» Work instruction
Look through the entries that follow and return each line that has the string "description".

» Information shown
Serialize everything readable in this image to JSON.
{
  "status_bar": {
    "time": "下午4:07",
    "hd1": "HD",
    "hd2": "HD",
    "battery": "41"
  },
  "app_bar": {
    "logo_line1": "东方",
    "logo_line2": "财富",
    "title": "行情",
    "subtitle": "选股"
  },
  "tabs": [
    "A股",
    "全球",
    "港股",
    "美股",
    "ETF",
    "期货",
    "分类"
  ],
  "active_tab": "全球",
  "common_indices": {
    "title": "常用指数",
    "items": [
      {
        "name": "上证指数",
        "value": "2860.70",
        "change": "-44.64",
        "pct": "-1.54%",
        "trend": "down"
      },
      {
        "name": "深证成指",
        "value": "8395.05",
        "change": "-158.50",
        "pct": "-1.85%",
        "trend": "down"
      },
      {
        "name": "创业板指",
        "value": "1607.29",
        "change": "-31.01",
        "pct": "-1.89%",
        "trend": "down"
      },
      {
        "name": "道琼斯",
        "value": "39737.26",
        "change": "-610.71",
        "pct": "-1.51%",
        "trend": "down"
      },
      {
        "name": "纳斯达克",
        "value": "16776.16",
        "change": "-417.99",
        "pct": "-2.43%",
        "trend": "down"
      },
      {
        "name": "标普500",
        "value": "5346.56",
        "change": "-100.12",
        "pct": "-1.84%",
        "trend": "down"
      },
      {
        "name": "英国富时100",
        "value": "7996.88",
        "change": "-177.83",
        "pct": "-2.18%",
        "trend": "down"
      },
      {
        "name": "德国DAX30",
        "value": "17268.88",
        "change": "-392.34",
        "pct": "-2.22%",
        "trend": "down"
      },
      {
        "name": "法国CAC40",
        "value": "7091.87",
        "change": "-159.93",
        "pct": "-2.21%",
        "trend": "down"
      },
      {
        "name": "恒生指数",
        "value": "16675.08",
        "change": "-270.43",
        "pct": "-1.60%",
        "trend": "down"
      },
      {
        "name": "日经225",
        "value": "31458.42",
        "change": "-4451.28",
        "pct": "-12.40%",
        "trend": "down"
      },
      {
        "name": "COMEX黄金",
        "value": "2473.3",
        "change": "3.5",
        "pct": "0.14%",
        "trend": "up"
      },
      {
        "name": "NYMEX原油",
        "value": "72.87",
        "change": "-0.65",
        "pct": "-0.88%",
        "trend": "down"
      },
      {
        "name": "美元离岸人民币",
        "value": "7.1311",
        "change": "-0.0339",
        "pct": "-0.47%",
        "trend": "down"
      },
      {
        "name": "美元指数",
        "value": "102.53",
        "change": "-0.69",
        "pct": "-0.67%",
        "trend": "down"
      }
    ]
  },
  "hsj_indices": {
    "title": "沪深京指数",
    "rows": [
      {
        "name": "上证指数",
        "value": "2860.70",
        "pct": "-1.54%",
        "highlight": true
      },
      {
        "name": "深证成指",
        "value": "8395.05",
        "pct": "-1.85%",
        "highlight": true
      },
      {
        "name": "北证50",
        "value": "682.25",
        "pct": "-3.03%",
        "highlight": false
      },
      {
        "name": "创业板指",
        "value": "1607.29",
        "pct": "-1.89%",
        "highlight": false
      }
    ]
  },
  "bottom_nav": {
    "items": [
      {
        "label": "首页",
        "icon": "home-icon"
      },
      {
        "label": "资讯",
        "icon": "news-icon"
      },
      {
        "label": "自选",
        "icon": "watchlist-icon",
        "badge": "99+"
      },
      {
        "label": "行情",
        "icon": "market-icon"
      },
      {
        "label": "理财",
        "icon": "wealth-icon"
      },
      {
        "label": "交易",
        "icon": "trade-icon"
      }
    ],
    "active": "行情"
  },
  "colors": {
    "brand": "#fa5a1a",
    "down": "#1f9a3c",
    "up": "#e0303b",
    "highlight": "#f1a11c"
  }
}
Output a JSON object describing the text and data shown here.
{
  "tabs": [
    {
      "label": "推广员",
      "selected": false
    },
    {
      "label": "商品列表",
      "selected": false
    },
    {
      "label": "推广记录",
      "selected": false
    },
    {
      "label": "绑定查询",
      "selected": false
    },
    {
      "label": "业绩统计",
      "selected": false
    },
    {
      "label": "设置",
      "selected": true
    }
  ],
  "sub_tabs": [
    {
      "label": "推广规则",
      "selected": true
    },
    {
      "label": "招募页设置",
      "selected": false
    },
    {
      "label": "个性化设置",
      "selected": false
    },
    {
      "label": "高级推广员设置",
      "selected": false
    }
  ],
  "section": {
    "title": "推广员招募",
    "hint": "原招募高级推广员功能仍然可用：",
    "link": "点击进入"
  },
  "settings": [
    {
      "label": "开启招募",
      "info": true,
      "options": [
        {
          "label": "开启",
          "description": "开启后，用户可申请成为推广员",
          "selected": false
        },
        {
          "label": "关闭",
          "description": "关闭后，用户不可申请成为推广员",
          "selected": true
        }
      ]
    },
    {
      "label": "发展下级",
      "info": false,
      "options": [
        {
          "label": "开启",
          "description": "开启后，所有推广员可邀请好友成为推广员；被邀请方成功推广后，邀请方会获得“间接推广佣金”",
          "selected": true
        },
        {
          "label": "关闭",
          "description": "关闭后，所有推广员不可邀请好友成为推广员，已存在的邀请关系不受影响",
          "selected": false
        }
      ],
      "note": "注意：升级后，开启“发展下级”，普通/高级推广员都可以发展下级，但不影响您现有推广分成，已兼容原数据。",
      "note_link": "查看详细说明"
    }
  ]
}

» Finished exercise
          "description": "开启后，用户可申请成为推广员",
          "description": "关闭后，用户不可申请成为推广员",
          "description": "开启后，所有推广员可邀请好友成为推广员；被邀请方成功推广后，邀请方会获得“间接推广佣金”",
          "description": "关闭后，所有推广员不可邀请好友成为推广员，已存在的邀请关系不受影响",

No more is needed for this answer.